→ **WORK INSTRUCTIONS**
In the entries below, find each line bearing the string "true" and copy it.

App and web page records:
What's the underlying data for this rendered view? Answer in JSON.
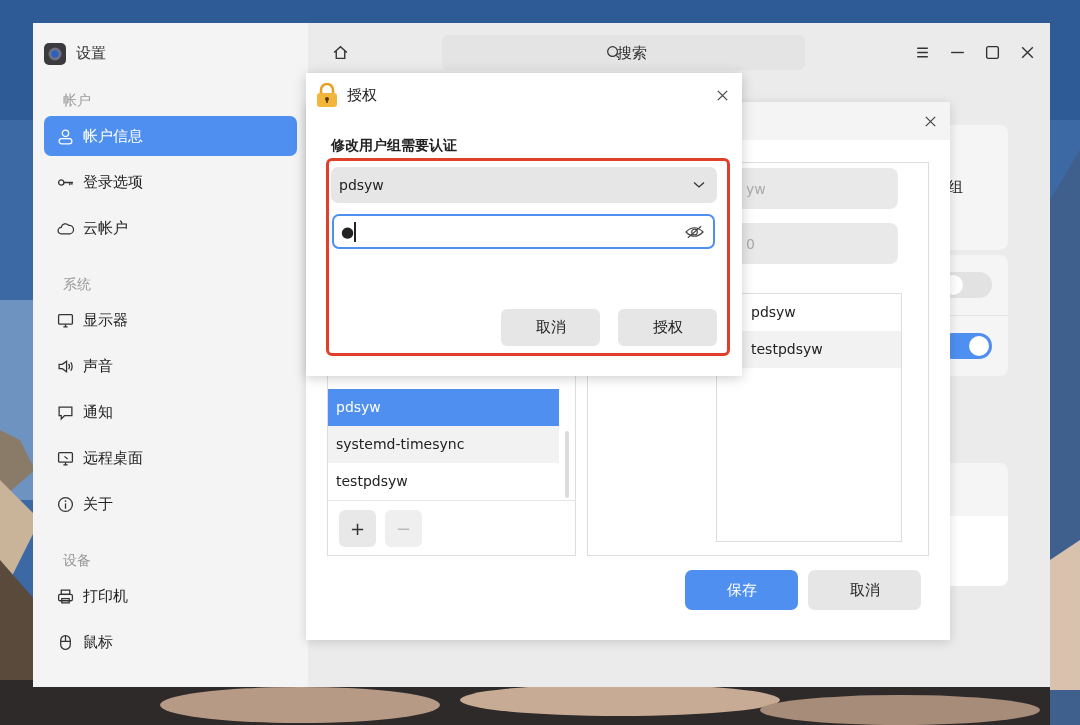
{
  "window": {
    "title": "设置"
  },
  "sidebar": {
    "sections": [
      {
        "label": "帐户",
        "items": [
          {
            "label": "帐户信息",
            "selected": true
          },
          {
            "label": "登录选项",
            "selected": false
          },
          {
            "label": "云帐户",
            "selected": false
          }
        ]
      },
      {
        "label": "系统",
        "items": [
          {
            "label": "显示器",
            "selected": false
          },
          {
            "label": "声音",
            "selected": false
          },
          {
            "label": "通知",
            "selected": false
          },
          {
            "label": "远程桌面",
            "selected": false
          },
          {
            "label": "关于",
            "selected": false
          }
        ]
      },
      {
        "label": "设备",
        "items": [
          {
            "label": "打印机",
            "selected": false
          },
          {
            "label": "鼠标",
            "selected": false
          }
        ]
      }
    ]
  },
  "toolbar": {
    "search": {
      "placeholder": "搜索"
    }
  },
  "cards": [
    {
      "rows": [
        {
          "kind": "label",
          "text": "组"
        }
      ]
    },
    {
      "rows": [
        {
          "kind": "toggle",
          "on": false
        },
        {
          "kind": "toggle",
          "on": true
        }
      ]
    },
    {
      "rows": [
        {
          "kind": "blank"
        },
        {
          "kind": "blank"
        }
      ]
    }
  ],
  "group_dialog": {
    "groups": [
      {
        "label": "pdsyw",
        "selected": true,
        "hovered": false
      },
      {
        "label": "systemd-timesync",
        "selected": false,
        "hovered": true
      },
      {
        "label": "testpdsyw",
        "selected": false,
        "hovered": false
      }
    ],
    "add_button": {
      "label": "+",
      "disabled": false
    },
    "remove_button": {
      "label": "−",
      "disabled": true
    },
    "fields": [
      {
        "value": "yw",
        "disabled": true
      },
      {
        "value": "0",
        "disabled": true
      }
    ],
    "members": [
      {
        "label": "pdsyw",
        "hovered": false
      },
      {
        "label": "testpdsyw",
        "hovered": true
      }
    ],
    "buttons": [
      {
        "label": "保存",
        "kind": "primary"
      },
      {
        "label": "取消",
        "kind": "secondary"
      }
    ]
  },
  "auth_dialog": {
    "title": "授权",
    "prompt": "修改用户组需要认证",
    "user_select": {
      "value": "pdsyw"
    },
    "password": {
      "value": "●"
    },
    "buttons": [
      {
        "label": "取消"
      },
      {
        "label": "授权"
      }
    ]
  }
}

→ **EXERCISE RESULT**
            "selected": true
          "on": true
        "selected": true,
        "hovered": true
      "disabled": true
        "disabled": true
        "disabled": true
        "hovered": true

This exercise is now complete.